This exhibition features a 30-year span of work by artists who exemplify the ethos of Silicon Valley in the form of the genius “garage” inventor. Many of these artists have deep roots in the Bay Area, and they all channel a streak of “mad scientist” to experiment, discover, and innovate. Yet their works are more than high-tech marvels. Each of these artists harnesses their esoteric skills and knowledge to delve into existential conundrums and to explore the metaphysics of emotion, perception and consciousness. The ultimate pioneer in the genre of new media, Nam June Paik was a Korean American artist (born 1932 in Seoul, died 2006) widely credited as the founder of video art and among the first artists to envision the radical implications of an ‘electronic super highway’ and cybernetics. He co-created the Abe-Paik video synthesizer in the 1960s, which became a key element in his future work involving altered TV sets reconfigured into cyborg sculptures and installations. An MIT-educated engineer based in San Francisco for 30 years, Alan Rath builds electronic sculptures infused with uncannily life-like characteristics. Incorporating LCD screens and custom-designed robotic armatures, the works’ digital and mechanical movements are algorithmically generated sequences with an infinite progression of permutations. This exhibition features a range of work from the 1980s to the present. Jim Campbell received degrees in engineering and mathematics from MIT and has been based in San Francisco since 1980. His work probes the limits of perception with extremely low-resolution imagery through hand-made, LED-based sculptures. Campbell's work is unique in that his medium and message are inseparable: he uses technologies developed for information transfer and storage to explore human perception and memory. This exhibition includes early work from 1990 as well as new work. Tim Hawkinson (born 1960, San Francisco) received his BFA from San Jose State University before moving to Los Angeles. Hawkinson’s creative output channels the qualities of virtuoso tinkerer and prodigious alchemist. For this exhibition he has reconfigured a bicycle into a whistle that plays notes encoded in the notches of the bike’s rear-wheel tread pattern. Stanford Art Professor Gail Wight works primarily in sculpture, video, interactive media and print to construct biological allegories that tease out the impacts of life sciences on the living: human, animal, and other. The interplay between art and biology, theories of evolution, cognition and the animal state-of-being are themes that are central to her investigations. Born in San Francisco, Charles Lindsay began his career as an exploration geologist and is currently the SETI (Search for Extraterrestrial Intelligence) Institute’s Artist-In-Residence Program Director. His multi-disciplinary practice involves immersive environments, sound installations, and sculptures built from salvaged aerospace and bio-tech equipment, photographs and videos. Based in Brooklyn, Rachel Sussman recently completed a critically acclaimed, decade-long project, "The Oldest Living Things in the World," that combines art, science, and philosophy into a traveling exhibition and New York Times bestselling book. In her latest project, working with SpaceX, NASA, and CERN, Sussman has created a 100-foot long, handwritten timeline of the universe that begins before the Big Bang and extends 10 to the 100 billion years into the future. "(Selected) History of the Spacetime Continuum" conceptually weaves together astrophysics, geology, biology, mathematics, archeology, history, Einsteinian relativism, and chronocriticism—the study of time itself.

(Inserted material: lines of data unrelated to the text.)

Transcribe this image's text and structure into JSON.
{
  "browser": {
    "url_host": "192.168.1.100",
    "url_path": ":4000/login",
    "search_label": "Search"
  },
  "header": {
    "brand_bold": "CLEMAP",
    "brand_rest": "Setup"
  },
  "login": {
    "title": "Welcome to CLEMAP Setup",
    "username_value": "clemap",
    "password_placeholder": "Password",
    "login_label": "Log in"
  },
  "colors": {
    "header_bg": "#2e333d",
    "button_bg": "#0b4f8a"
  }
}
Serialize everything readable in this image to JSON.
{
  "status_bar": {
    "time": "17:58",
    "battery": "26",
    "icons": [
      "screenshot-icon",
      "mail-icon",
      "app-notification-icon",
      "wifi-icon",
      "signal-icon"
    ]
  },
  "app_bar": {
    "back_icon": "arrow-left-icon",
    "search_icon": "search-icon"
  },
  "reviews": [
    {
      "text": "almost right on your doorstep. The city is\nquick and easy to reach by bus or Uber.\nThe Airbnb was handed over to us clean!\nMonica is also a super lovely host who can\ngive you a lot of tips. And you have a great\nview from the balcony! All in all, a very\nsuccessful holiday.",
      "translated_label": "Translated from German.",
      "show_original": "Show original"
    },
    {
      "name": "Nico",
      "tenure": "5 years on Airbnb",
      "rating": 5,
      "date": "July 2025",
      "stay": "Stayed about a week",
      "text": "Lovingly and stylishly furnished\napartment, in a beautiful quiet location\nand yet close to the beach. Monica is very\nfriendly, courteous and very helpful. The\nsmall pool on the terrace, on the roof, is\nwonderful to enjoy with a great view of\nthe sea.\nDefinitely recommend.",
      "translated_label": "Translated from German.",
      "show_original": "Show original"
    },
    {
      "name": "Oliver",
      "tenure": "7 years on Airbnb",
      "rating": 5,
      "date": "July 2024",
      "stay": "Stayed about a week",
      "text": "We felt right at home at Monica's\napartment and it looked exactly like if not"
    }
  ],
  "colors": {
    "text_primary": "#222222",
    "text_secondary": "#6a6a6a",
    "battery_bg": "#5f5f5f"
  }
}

Venice, CA
Frederick Hammersley
45 North Venice Boulevard
Venice, CA 90291
April 26, 2017 - June 24, 2017